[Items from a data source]
↓↓↓
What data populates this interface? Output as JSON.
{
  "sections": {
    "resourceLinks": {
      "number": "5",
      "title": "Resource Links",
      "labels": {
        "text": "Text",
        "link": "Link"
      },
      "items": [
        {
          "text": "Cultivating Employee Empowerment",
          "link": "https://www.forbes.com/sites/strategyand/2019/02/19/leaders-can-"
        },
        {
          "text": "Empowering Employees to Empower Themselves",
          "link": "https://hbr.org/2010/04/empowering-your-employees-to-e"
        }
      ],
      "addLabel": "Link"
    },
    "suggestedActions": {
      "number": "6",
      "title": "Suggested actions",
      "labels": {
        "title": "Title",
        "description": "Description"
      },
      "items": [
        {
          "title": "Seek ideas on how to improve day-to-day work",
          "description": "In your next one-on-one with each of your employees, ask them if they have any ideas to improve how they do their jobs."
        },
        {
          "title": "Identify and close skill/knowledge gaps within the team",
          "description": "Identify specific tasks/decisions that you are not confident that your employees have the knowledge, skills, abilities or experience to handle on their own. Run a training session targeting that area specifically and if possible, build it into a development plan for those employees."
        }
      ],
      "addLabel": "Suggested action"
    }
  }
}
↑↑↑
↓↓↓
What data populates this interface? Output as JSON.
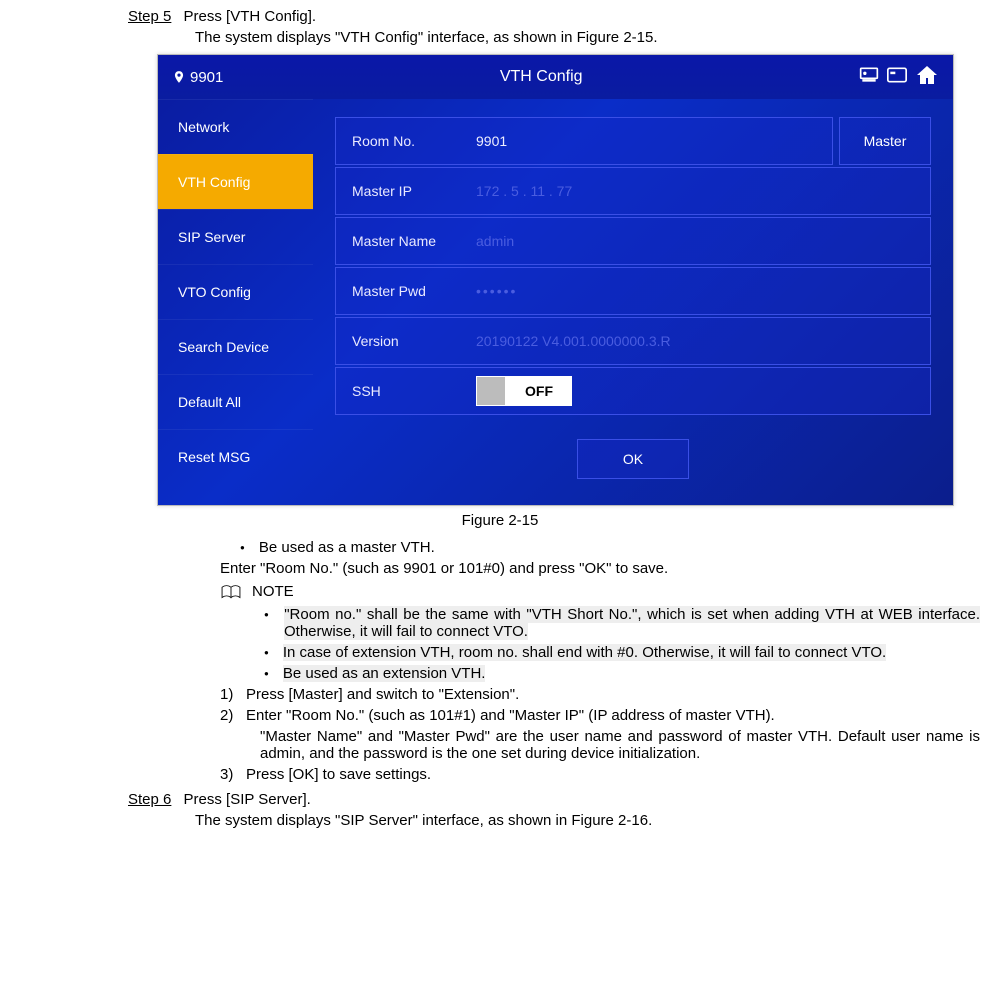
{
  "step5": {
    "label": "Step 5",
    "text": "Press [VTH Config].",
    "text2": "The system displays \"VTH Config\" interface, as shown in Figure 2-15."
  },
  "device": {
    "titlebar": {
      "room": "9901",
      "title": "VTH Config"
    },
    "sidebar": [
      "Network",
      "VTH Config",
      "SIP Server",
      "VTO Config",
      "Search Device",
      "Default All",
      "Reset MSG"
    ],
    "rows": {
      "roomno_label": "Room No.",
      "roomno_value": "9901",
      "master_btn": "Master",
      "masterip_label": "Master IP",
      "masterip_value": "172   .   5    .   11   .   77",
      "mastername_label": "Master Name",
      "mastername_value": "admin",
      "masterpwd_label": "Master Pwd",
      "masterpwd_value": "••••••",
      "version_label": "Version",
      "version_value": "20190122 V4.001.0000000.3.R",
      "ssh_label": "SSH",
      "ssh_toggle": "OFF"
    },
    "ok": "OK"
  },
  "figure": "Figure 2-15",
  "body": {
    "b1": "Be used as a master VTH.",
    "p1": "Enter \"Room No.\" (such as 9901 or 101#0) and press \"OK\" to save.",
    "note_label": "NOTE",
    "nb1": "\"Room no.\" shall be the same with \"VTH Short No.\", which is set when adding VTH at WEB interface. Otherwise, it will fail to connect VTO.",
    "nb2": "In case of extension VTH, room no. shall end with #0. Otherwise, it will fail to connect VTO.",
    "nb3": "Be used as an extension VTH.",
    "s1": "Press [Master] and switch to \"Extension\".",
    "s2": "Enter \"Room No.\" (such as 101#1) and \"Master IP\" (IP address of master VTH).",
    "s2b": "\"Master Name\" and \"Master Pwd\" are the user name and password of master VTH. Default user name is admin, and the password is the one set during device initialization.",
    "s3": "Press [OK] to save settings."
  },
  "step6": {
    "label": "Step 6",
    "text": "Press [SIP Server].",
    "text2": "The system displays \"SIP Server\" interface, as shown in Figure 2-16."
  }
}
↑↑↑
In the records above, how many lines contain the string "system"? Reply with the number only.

» EXPECTED OUTPUT:
2